(Beginning of DATA EXTRACTS)
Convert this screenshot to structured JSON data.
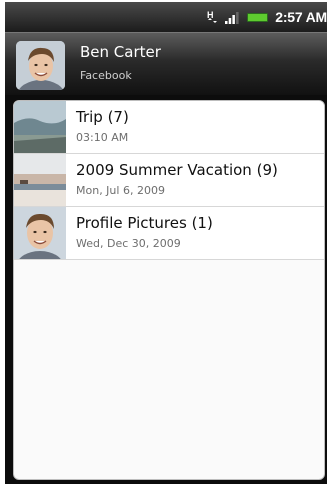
{
  "status_bar": {
    "network": "H",
    "time": "2:57 AM"
  },
  "header": {
    "name": "Ben Carter",
    "source": "Facebook"
  },
  "albums": [
    {
      "title": "Trip (7)",
      "date": "03:10 AM"
    },
    {
      "title": "2009 Summer Vacation (9)",
      "date": "Mon, Jul 6, 2009"
    },
    {
      "title": "Profile Pictures (1)",
      "date": "Wed, Dec 30, 2009"
    }
  ]
}
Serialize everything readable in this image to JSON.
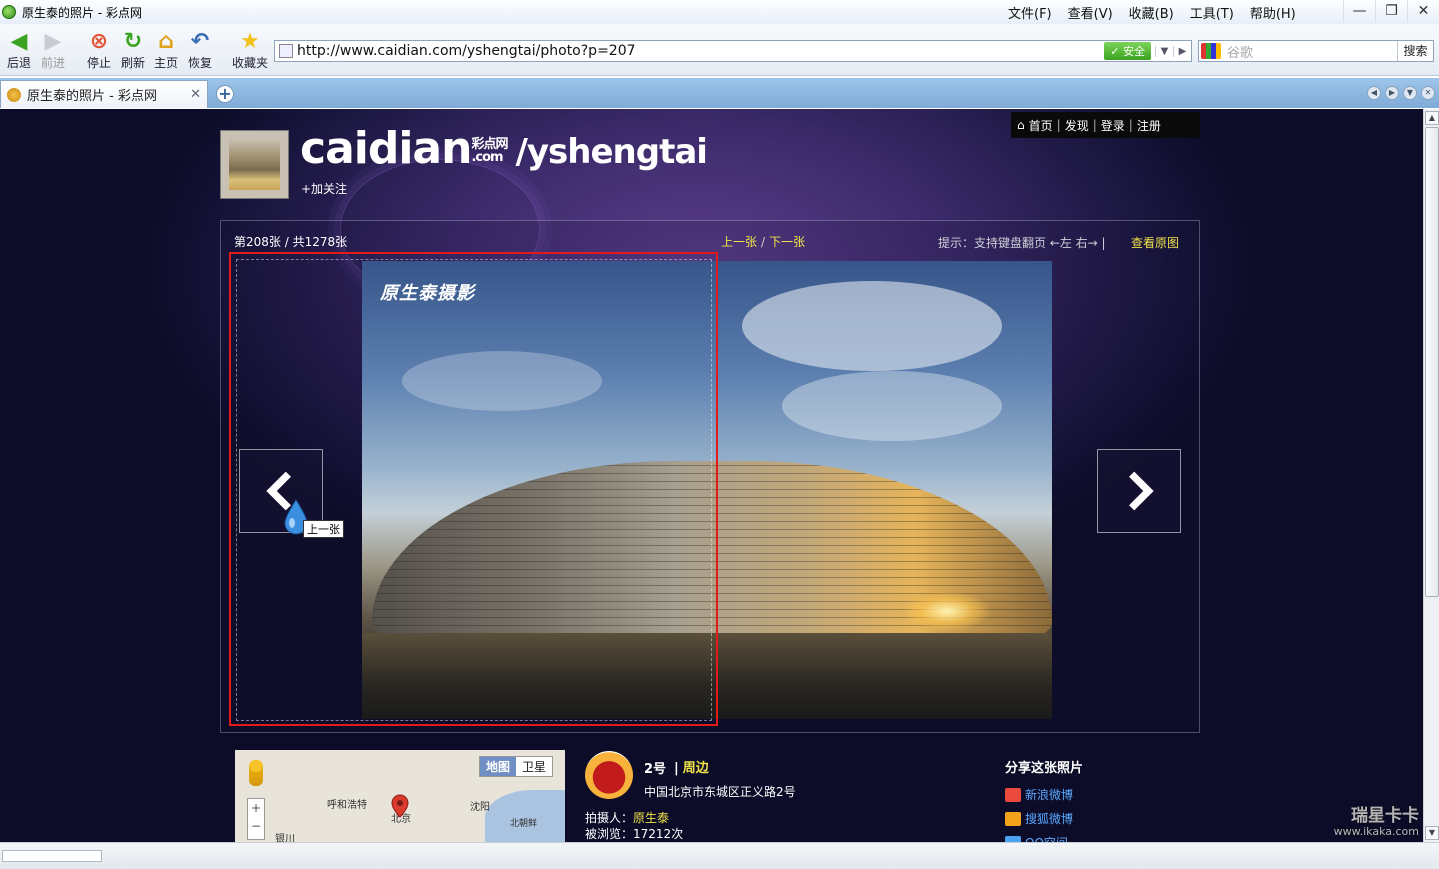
{
  "window": {
    "title": "原生泰的照片 - 彩点网",
    "menus": [
      "文件(F)",
      "查看(V)",
      "收藏(B)",
      "工具(T)",
      "帮助(H)"
    ]
  },
  "toolbar": {
    "back": "后退",
    "forward": "前进",
    "stop": "停止",
    "refresh": "刷新",
    "home": "主页",
    "restore": "恢复",
    "favorites": "收藏夹"
  },
  "address": {
    "url": "http://www.caidian.com/yshengtai/photo?p=207",
    "safe_label": "✓ 安全"
  },
  "search": {
    "placeholder": "谷歌",
    "button": "搜索"
  },
  "tabs": [
    {
      "title": "原生泰的照片 - 彩点网"
    }
  ],
  "site": {
    "nav": [
      "首页",
      "发现",
      "登录",
      "注册"
    ],
    "logo_main": "caidian",
    "logo_cn_top": "彩点网",
    "logo_cn_bottom": ".com",
    "username": "/yshengtai",
    "follow": "+加关注"
  },
  "viewer": {
    "counter": "第208张  / 共1278张",
    "prev": "上一张",
    "separator": "/",
    "next": "下一张",
    "hint": "提示：支持键盘翻页 ←左  右→ |",
    "view_original": "查看原图",
    "watermark": "原生泰摄影",
    "tooltip": "上一张"
  },
  "map": {
    "tab_map": "地图",
    "tab_satellite": "卫星",
    "cities": [
      "呼和浩特",
      "北京",
      "沈阳",
      "银川",
      "北朝鲜"
    ]
  },
  "place": {
    "number": "2号",
    "separator": "|",
    "nearby": "周边",
    "address": "中国北京市东城区正义路2号",
    "photographer_label": "拍摄人：",
    "photographer": "原生泰",
    "views_label": "被浏览：",
    "views": "17212次"
  },
  "share": {
    "title": "分享这张照片",
    "items": [
      "新浪微博",
      "搜狐微博",
      "QQ空间"
    ]
  },
  "brand_watermark": {
    "line1": "瑞星卡卡",
    "line2": "www.ikaka.com"
  },
  "colors": {
    "accent_yellow": "#f0e34a",
    "highlight_red": "#e31a1a",
    "link_blue": "#5aa9ff"
  }
}
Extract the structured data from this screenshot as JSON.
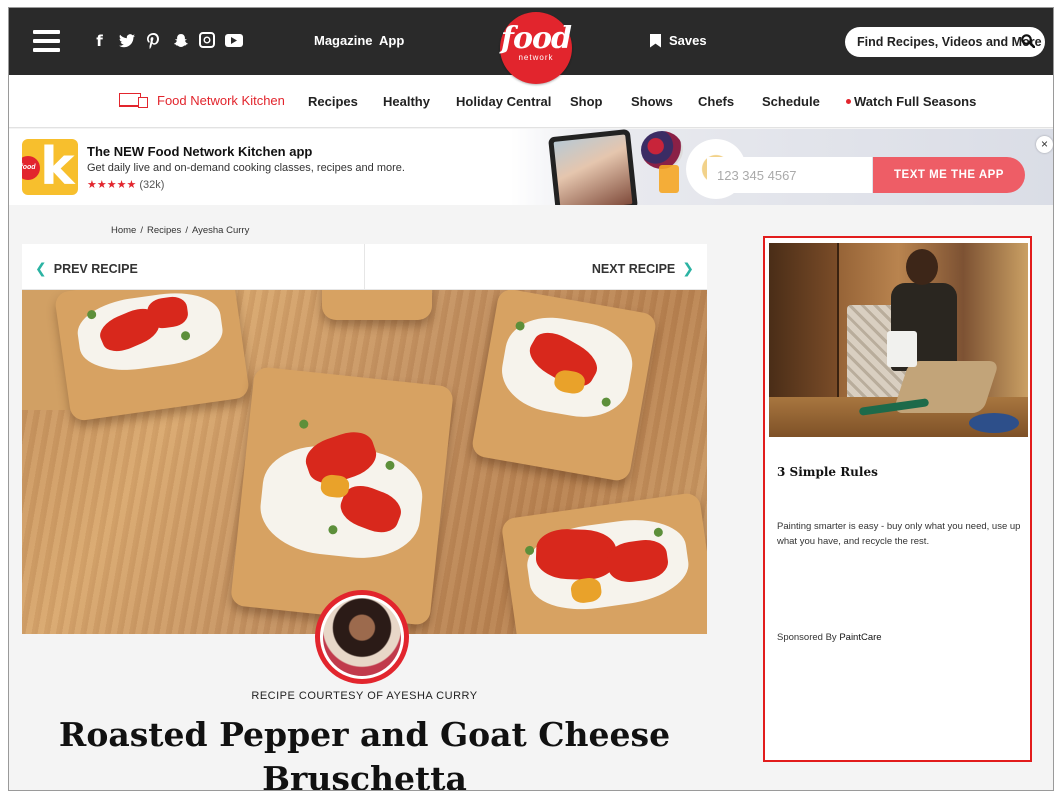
{
  "header": {
    "social_icons": [
      "facebook-icon",
      "twitter-icon",
      "pinterest-icon",
      "snapchat-icon",
      "instagram-icon",
      "youtube-icon"
    ],
    "links": {
      "magazine": "Magazine",
      "app": "App",
      "saves": "Saves"
    },
    "logo": {
      "main": "food",
      "sub": "network"
    },
    "search_placeholder": "Find Recipes, Videos and More"
  },
  "subnav": {
    "items": [
      "Food Network Kitchen",
      "Recipes",
      "Healthy",
      "Holiday Central",
      "Shop",
      "Shows",
      "Chefs",
      "Schedule",
      "Watch Full Seasons"
    ]
  },
  "promo": {
    "title": "The NEW Food Network Kitchen app",
    "description": "Get daily live and on-demand cooking classes, recipes and more.",
    "stars": "★★★★★",
    "rating_count": "(32k)",
    "phone_placeholder": "123 345 4567",
    "button": "TEXT ME THE APP",
    "close": "×"
  },
  "breadcrumb": [
    "Home",
    "Recipes",
    "Ayesha Curry"
  ],
  "recipe_nav": {
    "prev": "PREV RECIPE",
    "next": "NEXT RECIPE"
  },
  "recipe": {
    "courtesy": "RECIPE COURTESY OF AYESHA CURRY",
    "title": "Roasted Pepper and Goat Cheese Bruschetta"
  },
  "ad": {
    "heading": "3 Simple Rules",
    "body": "Painting smarter is easy - buy only what you need, use up what you have, and recycle the rest.",
    "sponsor_prefix": "Sponsored By ",
    "sponsor": "PaintCare"
  },
  "colors": {
    "brand_red": "#e2252d",
    "accent_teal": "#2bb3a3",
    "ad_border": "#e21c1c",
    "cta_pink": "#ee5d66"
  }
}
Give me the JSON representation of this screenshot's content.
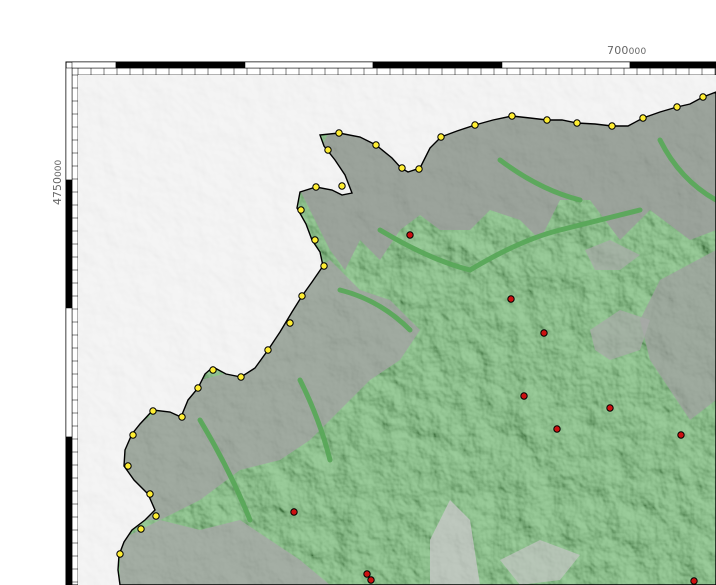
{
  "map": {
    "grid_labels": {
      "easting_major": "7",
      "easting_rest": "00",
      "easting_small": "000",
      "northing_major": "47",
      "northing_rest": "50",
      "northing_small": "000"
    },
    "colors": {
      "land_lowland": "#66b266",
      "highland_relief": "#9a9a9a",
      "sea_relief": "#f3f3f3",
      "coast_stroke": "#000000",
      "coastal_marker": "#ffee33",
      "inland_marker": "#cc1111",
      "frame": "#000000"
    },
    "markers": {
      "coastal_icon": "yellow-circle-icon",
      "inland_icon": "red-circle-icon"
    }
  }
}
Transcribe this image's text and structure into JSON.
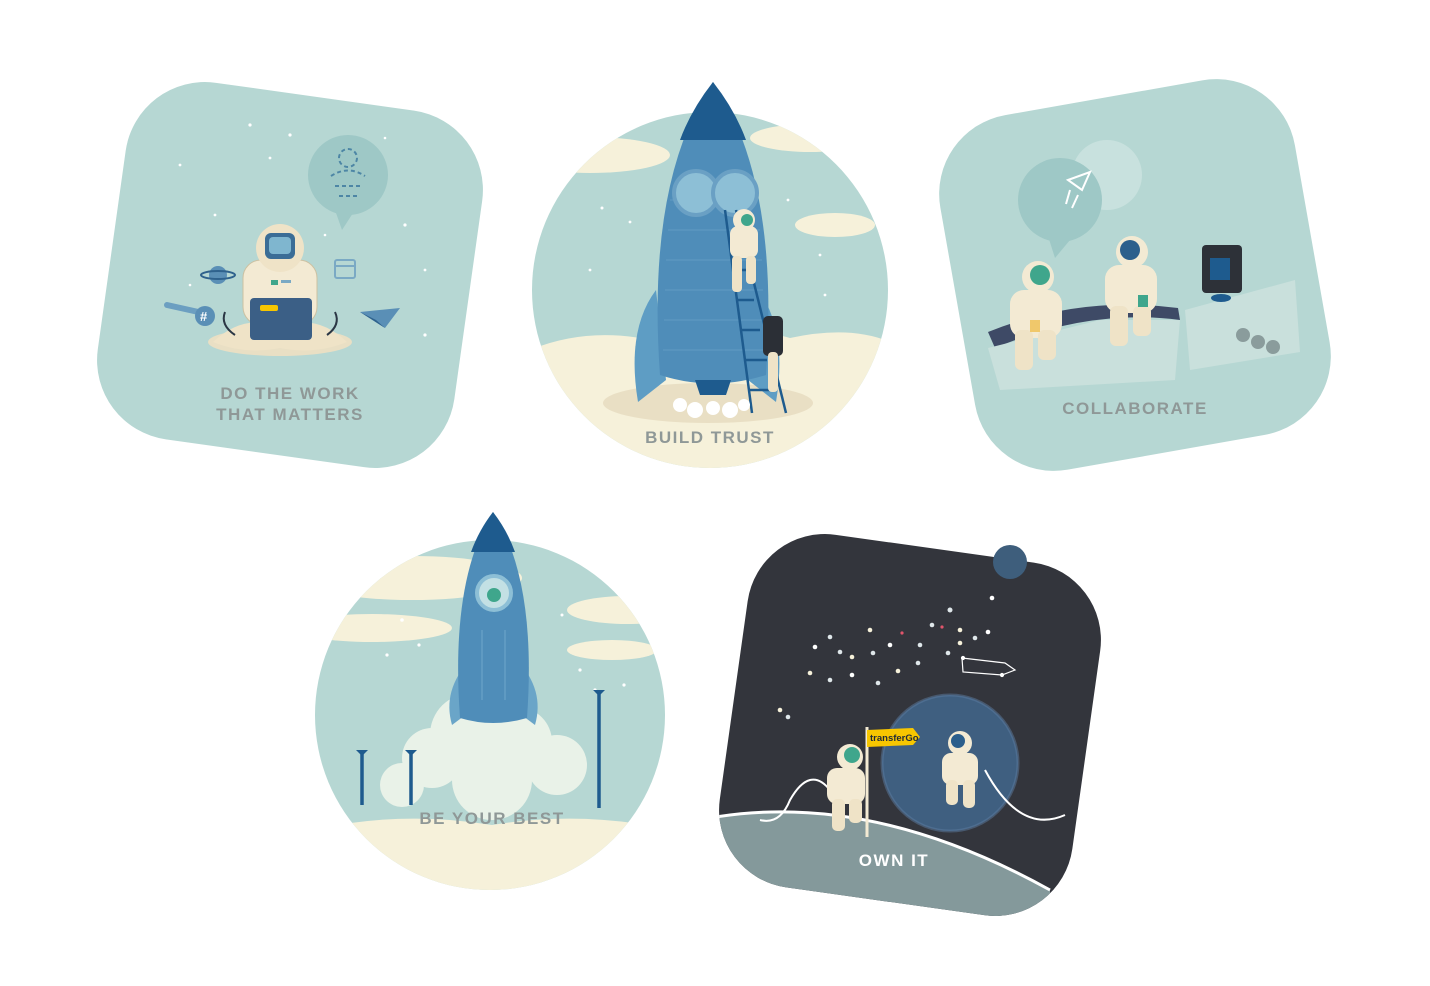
{
  "badges": {
    "do_the_work": {
      "line1": "DO THE WORK",
      "line2": "THAT MATTERS"
    },
    "build_trust": {
      "label": "BUILD TRUST"
    },
    "collaborate": {
      "label": "COLLABORATE"
    },
    "be_your_best": {
      "label": "BE YOUR BEST"
    },
    "own_it": {
      "label": "OWN IT",
      "flag_text": "transferGo"
    }
  },
  "colors": {
    "mint": "#b6d7d3",
    "cream": "#f6f1da",
    "navy": "#1e5b8e",
    "rocket": "#4f8db9",
    "dark_space": "#33353c",
    "moon_surface": "#84999b",
    "label_gray": "#8f9897",
    "flag_yellow": "#f7c600"
  },
  "icons": [
    "astronaut-icon",
    "rocket-icon",
    "laptop-icon",
    "planet-icon",
    "speech-bubble-icon",
    "flag-icon",
    "moon-icon",
    "earth-icon",
    "coffee-machine-icon",
    "ladder-icon"
  ]
}
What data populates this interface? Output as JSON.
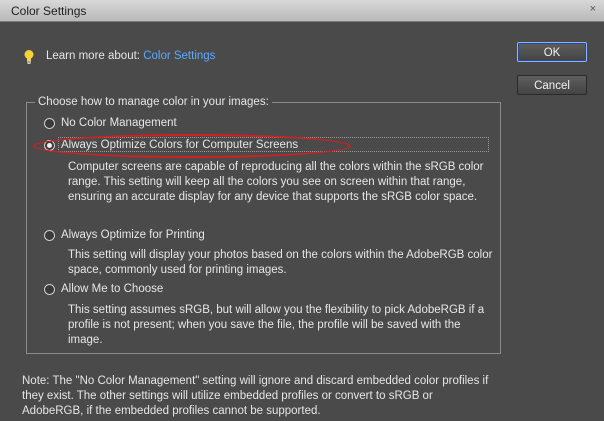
{
  "window": {
    "title": "Color Settings",
    "close_glyph": "×"
  },
  "learn": {
    "prefix": "Learn more about:",
    "link": "Color Settings"
  },
  "buttons": {
    "ok": "OK",
    "cancel": "Cancel"
  },
  "group": {
    "legend": "Choose how to manage color in your images:",
    "options": [
      {
        "label": "No Color Management",
        "selected": false,
        "description": ""
      },
      {
        "label": "Always Optimize Colors for Computer Screens",
        "selected": true,
        "description": "Computer screens are capable of reproducing all the colors within the sRGB color range. This setting will keep all the colors you see on screen within that range, ensuring an accurate display for any device that supports the sRGB color space."
      },
      {
        "label": "Always Optimize for Printing",
        "selected": false,
        "description": "This setting will display your photos based on the colors within the AdobeRGB color space, commonly used for printing images."
      },
      {
        "label": "Allow Me to Choose",
        "selected": false,
        "description": "This setting assumes sRGB, but will allow you the flexibility to pick AdobeRGB if a profile is not present; when you save the file, the profile will be saved with the image."
      }
    ]
  },
  "note": "Note: The \"No Color Management\" setting will ignore and discard embedded color profiles if they exist. The other settings will utilize embedded profiles or convert to sRGB or AdobeRGB, if the embedded profiles cannot be supported.",
  "colors": {
    "link": "#5aa9ff",
    "highlight_ring": "#d22020",
    "dialog_bg": "#4a4a4a"
  },
  "icons": {
    "lightbulb": "lightbulb-icon",
    "close": "close-icon"
  }
}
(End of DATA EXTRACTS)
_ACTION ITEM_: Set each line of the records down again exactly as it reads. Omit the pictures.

_ANSWER AREA_:
Convert this screenshot to structured JSON data.
{
  "status_bar": {
    "network": "H",
    "time": "2:57 AM"
  },
  "header": {
    "name": "Ben Carter",
    "source": "Facebook"
  },
  "albums": [
    {
      "title": "Trip (7)",
      "date": "03:10 AM"
    },
    {
      "title": "2009 Summer Vacation (9)",
      "date": "Mon, Jul 6, 2009"
    },
    {
      "title": "Profile Pictures (1)",
      "date": "Wed, Dec 30, 2009"
    }
  ]
}
Serialize everything readable in this image to JSON.
{
  "window": {
    "title": "原生泰的照片 - 彩点网",
    "menus": [
      "文件(F)",
      "查看(V)",
      "收藏(B)",
      "工具(T)",
      "帮助(H)"
    ]
  },
  "toolbar": {
    "back": "后退",
    "forward": "前进",
    "stop": "停止",
    "refresh": "刷新",
    "home": "主页",
    "restore": "恢复",
    "favorites": "收藏夹"
  },
  "address": {
    "url": "http://www.caidian.com/yshengtai/photo?p=207",
    "safe_label": "✓ 安全"
  },
  "search": {
    "placeholder": "谷歌",
    "button": "搜索"
  },
  "tabs": [
    {
      "title": "原生泰的照片 - 彩点网"
    }
  ],
  "site": {
    "nav": [
      "首页",
      "发现",
      "登录",
      "注册"
    ],
    "logo_main": "caidian",
    "logo_cn_top": "彩点网",
    "logo_cn_bottom": ".com",
    "username": "/yshengtai",
    "follow": "+加关注"
  },
  "viewer": {
    "counter": "第208张  / 共1278张",
    "prev": "上一张",
    "separator": "/",
    "next": "下一张",
    "hint": "提示：支持键盘翻页 ←左  右→ |",
    "view_original": "查看原图",
    "watermark": "原生泰摄影",
    "tooltip": "上一张"
  },
  "map": {
    "tab_map": "地图",
    "tab_satellite": "卫星",
    "cities": [
      "呼和浩特",
      "北京",
      "沈阳",
      "银川",
      "北朝鲜"
    ]
  },
  "place": {
    "number": "2号",
    "separator": "|",
    "nearby": "周边",
    "address": "中国北京市东城区正义路2号",
    "photographer_label": "拍摄人：",
    "photographer": "原生泰",
    "views_label": "被浏览：",
    "views": "17212次"
  },
  "share": {
    "title": "分享这张照片",
    "items": [
      "新浪微博",
      "搜狐微博",
      "QQ空间"
    ]
  },
  "brand_watermark": {
    "line1": "瑞星卡卡",
    "line2": "www.ikaka.com"
  },
  "colors": {
    "accent_yellow": "#f0e34a",
    "highlight_red": "#e31a1a",
    "link_blue": "#5aa9ff"
  }
}
Extract the structured data from this screenshot as JSON.
{
  "header": {
    "social_icons": [
      "facebook-icon",
      "twitter-icon",
      "pinterest-icon",
      "snapchat-icon",
      "instagram-icon",
      "youtube-icon"
    ],
    "links": {
      "magazine": "Magazine",
      "app": "App",
      "saves": "Saves"
    },
    "logo": {
      "main": "food",
      "sub": "network"
    },
    "search_placeholder": "Find Recipes, Videos and More"
  },
  "subnav": {
    "items": [
      "Food Network Kitchen",
      "Recipes",
      "Healthy",
      "Holiday Central",
      "Shop",
      "Shows",
      "Chefs",
      "Schedule",
      "Watch Full Seasons"
    ]
  },
  "promo": {
    "title": "The NEW Food Network Kitchen app",
    "description": "Get daily live and on-demand cooking classes, recipes and more.",
    "stars": "★★★★★",
    "rating_count": "(32k)",
    "phone_placeholder": "123 345 4567",
    "button": "TEXT ME THE APP",
    "close": "×"
  },
  "breadcrumb": [
    "Home",
    "Recipes",
    "Ayesha Curry"
  ],
  "recipe_nav": {
    "prev": "PREV RECIPE",
    "next": "NEXT RECIPE"
  },
  "recipe": {
    "courtesy": "RECIPE COURTESY OF AYESHA CURRY",
    "title": "Roasted Pepper and Goat Cheese Bruschetta"
  },
  "ad": {
    "heading": "3 Simple Rules",
    "body": "Painting smarter is easy - buy only what you need, use up what you have, and recycle the rest.",
    "sponsor_prefix": "Sponsored By ",
    "sponsor": "PaintCare"
  },
  "colors": {
    "brand_red": "#e2252d",
    "accent_teal": "#2bb3a3",
    "ad_border": "#e21c1c",
    "cta_pink": "#ee5d66"
  }
}
Give me the JSON representation of this screenshot's content.
{
  "map": {
    "grid_labels": {
      "easting_major": "7",
      "easting_rest": "00",
      "easting_small": "000",
      "northing_major": "47",
      "northing_rest": "50",
      "northing_small": "000"
    },
    "colors": {
      "land_lowland": "#66b266",
      "highland_relief": "#9a9a9a",
      "sea_relief": "#f3f3f3",
      "coast_stroke": "#000000",
      "coastal_marker": "#ffee33",
      "inland_marker": "#cc1111",
      "frame": "#000000"
    },
    "markers": {
      "coastal_icon": "yellow-circle-icon",
      "inland_icon": "red-circle-icon"
    }
  }
}
Transcribe this image's text and structure into JSON.
{
  "badges": {
    "do_the_work": {
      "line1": "DO THE WORK",
      "line2": "THAT MATTERS"
    },
    "build_trust": {
      "label": "BUILD TRUST"
    },
    "collaborate": {
      "label": "COLLABORATE"
    },
    "be_your_best": {
      "label": "BE YOUR BEST"
    },
    "own_it": {
      "label": "OWN IT",
      "flag_text": "transferGo"
    }
  },
  "colors": {
    "mint": "#b6d7d3",
    "cream": "#f6f1da",
    "navy": "#1e5b8e",
    "rocket": "#4f8db9",
    "dark_space": "#33353c",
    "moon_surface": "#84999b",
    "label_gray": "#8f9897",
    "flag_yellow": "#f7c600"
  },
  "icons": [
    "astronaut-icon",
    "rocket-icon",
    "laptop-icon",
    "planet-icon",
    "speech-bubble-icon",
    "flag-icon",
    "moon-icon",
    "earth-icon",
    "coffee-machine-icon",
    "ladder-icon"
  ]
}
What data populates this interface? Output as JSON.
{
  "window": {
    "title": "Color Settings",
    "close_glyph": "×"
  },
  "learn": {
    "prefix": "Learn more about:",
    "link": "Color Settings"
  },
  "buttons": {
    "ok": "OK",
    "cancel": "Cancel"
  },
  "group": {
    "legend": "Choose how to manage color in your images:",
    "options": [
      {
        "label": "No Color Management",
        "selected": false,
        "description": ""
      },
      {
        "label": "Always Optimize Colors for Computer Screens",
        "selected": true,
        "description": "Computer screens are capable of reproducing all the colors within the sRGB color range. This setting will keep all the colors you see on screen within that range, ensuring an accurate display for any device that supports the sRGB color space."
      },
      {
        "label": "Always Optimize for Printing",
        "selected": false,
        "description": "This setting will display your photos based on the colors within the AdobeRGB color space, commonly used for printing images."
      },
      {
        "label": "Allow Me to Choose",
        "selected": false,
        "description": "This setting assumes sRGB, but will allow you the flexibility to pick AdobeRGB if a profile is not present; when you save the file, the profile will be saved with the image."
      }
    ]
  },
  "note": "Note: The \"No Color Management\" setting will ignore and discard embedded color profiles if they exist. The other settings will utilize embedded profiles or convert to sRGB or AdobeRGB, if the embedded profiles cannot be supported.",
  "colors": {
    "link": "#5aa9ff",
    "highlight_ring": "#d22020",
    "dialog_bg": "#4a4a4a"
  },
  "icons": {
    "lightbulb": "lightbulb-icon",
    "close": "close-icon"
  }
}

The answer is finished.